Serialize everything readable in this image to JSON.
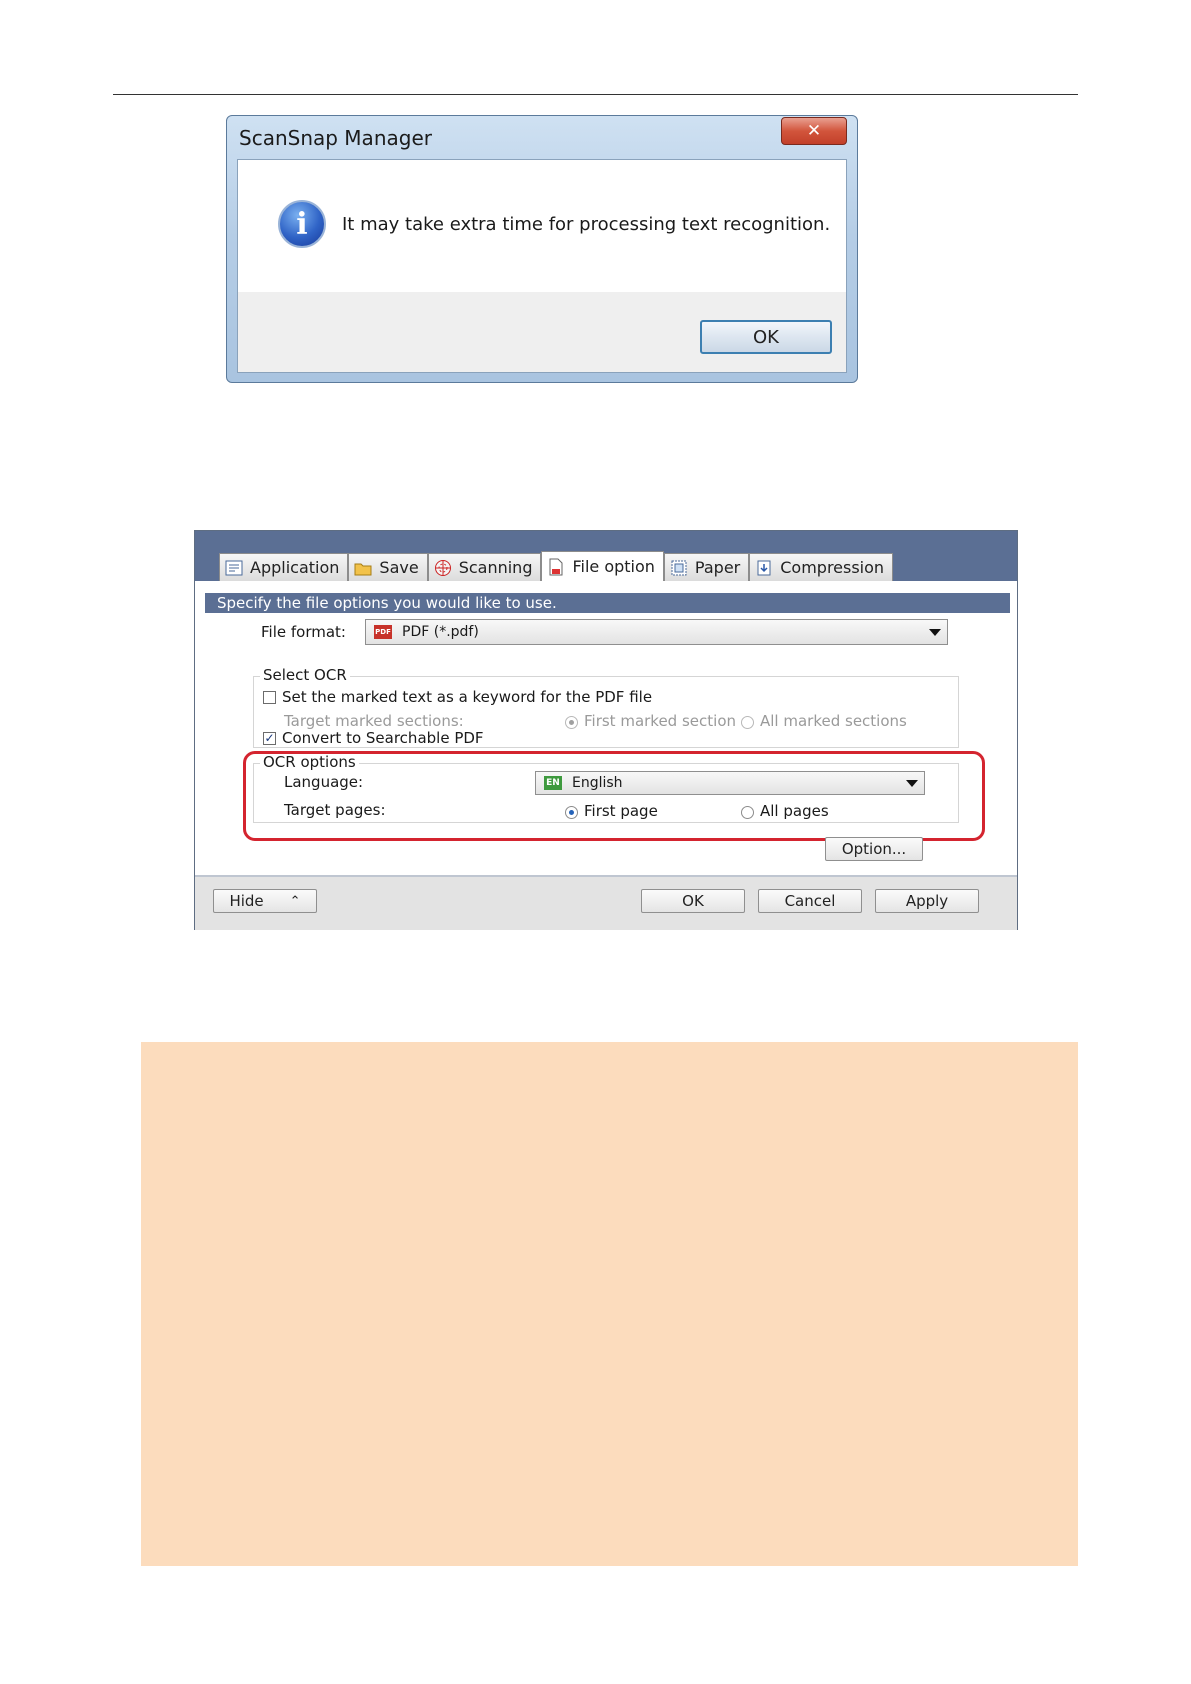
{
  "message_box": {
    "title": "ScanSnap Manager",
    "close_symbol": "✕",
    "icon": "info-icon",
    "icon_glyph": "i",
    "message": "It may take extra time for processing text recognition.",
    "ok_label": "OK"
  },
  "settings": {
    "tabs": [
      {
        "label": "Application",
        "icon": "application-icon"
      },
      {
        "label": "Save",
        "icon": "folder-icon"
      },
      {
        "label": "Scanning",
        "icon": "scanning-icon"
      },
      {
        "label": "File option",
        "icon": "file-icon"
      },
      {
        "label": "Paper",
        "icon": "paper-icon"
      },
      {
        "label": "Compression",
        "icon": "compression-icon"
      }
    ],
    "active_tab": "File option",
    "banner": "Specify the file options you would like to use.",
    "file_format_label": "File format:",
    "file_format_icon_text": "PDF",
    "file_format_value": "PDF (*.pdf)",
    "select_ocr": {
      "title": "Select OCR",
      "keyword_label": "Set the marked text as a keyword for the PDF file",
      "keyword_checked": false,
      "target_label": "Target marked sections:",
      "first_marked_label": "First marked section",
      "all_marked_label": "All marked sections",
      "convert_label": "Convert to Searchable PDF",
      "convert_checked": true,
      "check_glyph": "✓"
    },
    "ocr_options": {
      "title": "OCR options",
      "language_label": "Language:",
      "language_icon_text": "EN",
      "language_value": "English",
      "target_pages_label": "Target pages:",
      "first_page_label": "First page",
      "all_pages_label": "All pages",
      "selected_target": "First page"
    },
    "option_button": "Option...",
    "footer": {
      "hide_label": "Hide",
      "hide_glyph": "⌃",
      "ok_label": "OK",
      "cancel_label": "Cancel",
      "apply_label": "Apply"
    },
    "highlight_color": "#d4242f"
  },
  "note_box": {
    "background_color": "#fcdcbd"
  }
}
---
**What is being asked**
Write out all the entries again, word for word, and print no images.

**Task response**
Serialize everything readable in this image to JSON.
{
  "message_box": {
    "title": "ScanSnap Manager",
    "close_symbol": "✕",
    "icon": "info-icon",
    "icon_glyph": "i",
    "message": "It may take extra time for processing text recognition.",
    "ok_label": "OK"
  },
  "settings": {
    "tabs": [
      {
        "label": "Application",
        "icon": "application-icon"
      },
      {
        "label": "Save",
        "icon": "folder-icon"
      },
      {
        "label": "Scanning",
        "icon": "scanning-icon"
      },
      {
        "label": "File option",
        "icon": "file-icon"
      },
      {
        "label": "Paper",
        "icon": "paper-icon"
      },
      {
        "label": "Compression",
        "icon": "compression-icon"
      }
    ],
    "active_tab": "File option",
    "banner": "Specify the file options you would like to use.",
    "file_format_label": "File format:",
    "file_format_icon_text": "PDF",
    "file_format_value": "PDF (*.pdf)",
    "select_ocr": {
      "title": "Select OCR",
      "keyword_label": "Set the marked text as a keyword for the PDF file",
      "keyword_checked": false,
      "target_label": "Target marked sections:",
      "first_marked_label": "First marked section",
      "all_marked_label": "All marked sections",
      "convert_label": "Convert to Searchable PDF",
      "convert_checked": true,
      "check_glyph": "✓"
    },
    "ocr_options": {
      "title": "OCR options",
      "language_label": "Language:",
      "language_icon_text": "EN",
      "language_value": "English",
      "target_pages_label": "Target pages:",
      "first_page_label": "First page",
      "all_pages_label": "All pages",
      "selected_target": "First page"
    },
    "option_button": "Option...",
    "footer": {
      "hide_label": "Hide",
      "hide_glyph": "⌃",
      "ok_label": "OK",
      "cancel_label": "Cancel",
      "apply_label": "Apply"
    },
    "highlight_color": "#d4242f"
  },
  "note_box": {
    "background_color": "#fcdcbd"
  }
}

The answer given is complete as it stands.